WHAT YOU NEED TO DO: The full listing below is to be written out exactly.

RAW DATA:
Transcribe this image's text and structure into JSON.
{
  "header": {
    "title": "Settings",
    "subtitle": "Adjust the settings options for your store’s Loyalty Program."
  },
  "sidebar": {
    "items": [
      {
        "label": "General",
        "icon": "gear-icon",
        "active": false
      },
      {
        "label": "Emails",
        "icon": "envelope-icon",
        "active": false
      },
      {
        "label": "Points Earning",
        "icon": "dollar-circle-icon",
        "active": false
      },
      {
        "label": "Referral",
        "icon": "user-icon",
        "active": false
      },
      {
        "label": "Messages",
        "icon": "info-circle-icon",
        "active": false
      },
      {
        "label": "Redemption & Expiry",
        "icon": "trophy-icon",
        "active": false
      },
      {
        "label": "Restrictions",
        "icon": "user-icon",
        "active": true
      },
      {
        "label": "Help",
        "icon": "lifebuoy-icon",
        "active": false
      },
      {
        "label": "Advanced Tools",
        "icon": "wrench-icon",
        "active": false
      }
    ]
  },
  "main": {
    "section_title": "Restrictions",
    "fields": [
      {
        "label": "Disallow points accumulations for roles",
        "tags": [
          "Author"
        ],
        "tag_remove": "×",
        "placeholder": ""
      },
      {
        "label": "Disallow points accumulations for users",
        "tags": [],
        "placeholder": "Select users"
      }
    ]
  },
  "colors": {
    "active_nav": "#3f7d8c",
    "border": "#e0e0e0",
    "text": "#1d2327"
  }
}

SOLUTION FOR THIS TASK:
Transcribe this image's text and structure into JSON.
{
  "header": {
    "title": "Settings",
    "subtitle": "Adjust the settings options for your store’s Loyalty Program."
  },
  "sidebar": {
    "items": [
      {
        "label": "General",
        "icon": "gear-icon",
        "active": false
      },
      {
        "label": "Emails",
        "icon": "envelope-icon",
        "active": false
      },
      {
        "label": "Points Earning",
        "icon": "dollar-circle-icon",
        "active": false
      },
      {
        "label": "Referral",
        "icon": "user-icon",
        "active": false
      },
      {
        "label": "Messages",
        "icon": "info-circle-icon",
        "active": false
      },
      {
        "label": "Redemption & Expiry",
        "icon": "trophy-icon",
        "active": false
      },
      {
        "label": "Restrictions",
        "icon": "user-icon",
        "active": true
      },
      {
        "label": "Help",
        "icon": "lifebuoy-icon",
        "active": false
      },
      {
        "label": "Advanced Tools",
        "icon": "wrench-icon",
        "active": false
      }
    ]
  },
  "main": {
    "section_title": "Restrictions",
    "fields": [
      {
        "label": "Disallow points accumulations for roles",
        "tags": [
          "Author"
        ],
        "tag_remove": "×",
        "placeholder": ""
      },
      {
        "label": "Disallow points accumulations for users",
        "tags": [],
        "placeholder": "Select users"
      }
    ]
  },
  "colors": {
    "active_nav": "#3f7d8c",
    "border": "#e0e0e0",
    "text": "#1d2327"
  }
}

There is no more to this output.